Singapore always feels ‘business’ to me. I do not think I have ever come here as tourist. It was always for something specific: taking my mom to hospital, visiting friends, meeting, attending conferences, or, this time, participating in a training course.
It was a four day training on Craniosacral Therapy (CST). Cranio what? It is a light touch healing technique developed by John Upledger. Simply put, the touch would relaxes stressed muscles and, conversely, activates sleeping muscles.
I love CST for several reasons. It helps people (I am a witness to that. I have been treated.) It uses soft touch, which does not hurt at all (five grams of touch are all it takes.) It has strong scientific medical explanation to back up the technique (good for my overtly logical and painstakingly critical left brain.)
The touch is a way to connect to the person’s body (and mind). Human body has self-healing mechanism. The touch simply says “we’re listening” and waits until the body is opening up to tell its stories.
[Remind me to write more about CST later, For now, kindly refer to the official website of the Upledger Institute for details.]
The training was great. The instructor Michael, the four teaching assistants (TA) and Greenpartners as the organizer (hey Kheng!) were simply superb.
Two of the TAs were my therapists—Martyn and Heather. I did not know they were supposed to be there. So Heather came up to me from behind, covered my eyes from behind and said, “Guess who I am. You should be able to tell by the touch of my hand.” ☺ A typical CST joke!
I had a great time. Honestly, I had a great time during the training. On my first day, I texted a friend only to say “I like my life.” From the bottom of my heart. I don’t think I have ever thought that, at least not for a long time. My life has been nothing but blessings, but that day I honestly felt I was blessed.

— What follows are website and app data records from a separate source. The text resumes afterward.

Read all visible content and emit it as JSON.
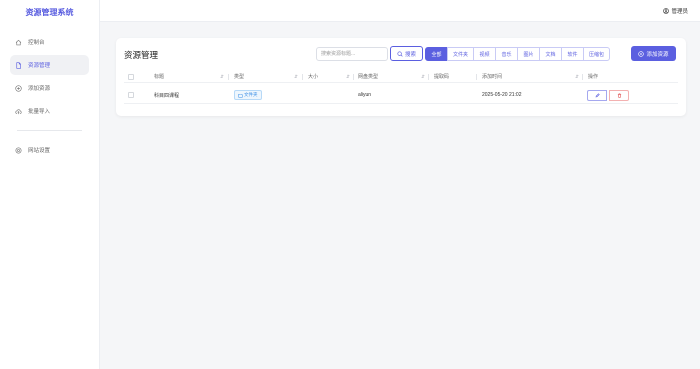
{
  "app": {
    "title": "资源管理系统"
  },
  "sidebar": {
    "items": [
      {
        "label": "控制台",
        "icon": "home-icon",
        "active": false
      },
      {
        "label": "资源管理",
        "icon": "file-icon",
        "active": true
      },
      {
        "label": "添加资源",
        "icon": "plus-circle-icon",
        "active": false
      },
      {
        "label": "批量导入",
        "icon": "cloud-upload-icon",
        "active": false
      }
    ],
    "settings": {
      "label": "网站设置",
      "icon": "settings-icon"
    }
  },
  "topbar": {
    "user": "管理员",
    "user_icon": "user-icon"
  },
  "main": {
    "title": "资源管理",
    "search": {
      "placeholder": "搜索资源标题...",
      "button_label": "搜索"
    },
    "filters": [
      "全部",
      "文件夹",
      "视频",
      "音乐",
      "图片",
      "文档",
      "软件",
      "压缩包"
    ],
    "active_filter": "全部",
    "add_button_label": "添加资源",
    "table": {
      "headers": [
        "标题",
        "类型",
        "大小",
        "网盘类型",
        "提取码",
        "添加时间",
        "操作"
      ],
      "rows": [
        {
          "title": "科目四课程",
          "type": "文件夹",
          "size": "",
          "pan_type": "aliyun",
          "code": "",
          "added": "2025-05-20 21:02"
        }
      ]
    }
  },
  "colors": {
    "accent": "#5b5fe0",
    "danger": "#e05a5a",
    "tag": "#3a8ee6"
  }
}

When I told several friends about my taking this course, they asked, “What are you going to do with it once you have taken the course?” Good question.
A question that reminded me about a passage in Paulo Coelho’s Pilgrimage. The main character was eager to find the sword. So eager that he did not realize that before finding the sword, he had to answer the most important question: “What will you do when you find the sword?”
I am still uncertain about my answer. Perhaps it is a step toward a childhood dream to become a doctor. I used to want to be a doctor so I can spend half of my time making money and the other half helping people.
Or perhaps it is a make-up time. I remembered the helplessness I felt when I was volunteering to help victims of the Jakarta’s major flood. So many suffering, so little I could do.
I don’t know. But I know when it is time, I will know what to do with it.
For the time being, I would like to thank the CST team (and new friends) for the great experience. Thanks to the city of Singapore that has always been kind (and professional and efficient!) to me.
A special thanks to Yolli, Hany, and Andien for letting me stay at their places. Nila and Mike for the great veggie meal. A warm hug to all whom I met during my visit to Singapore this time round.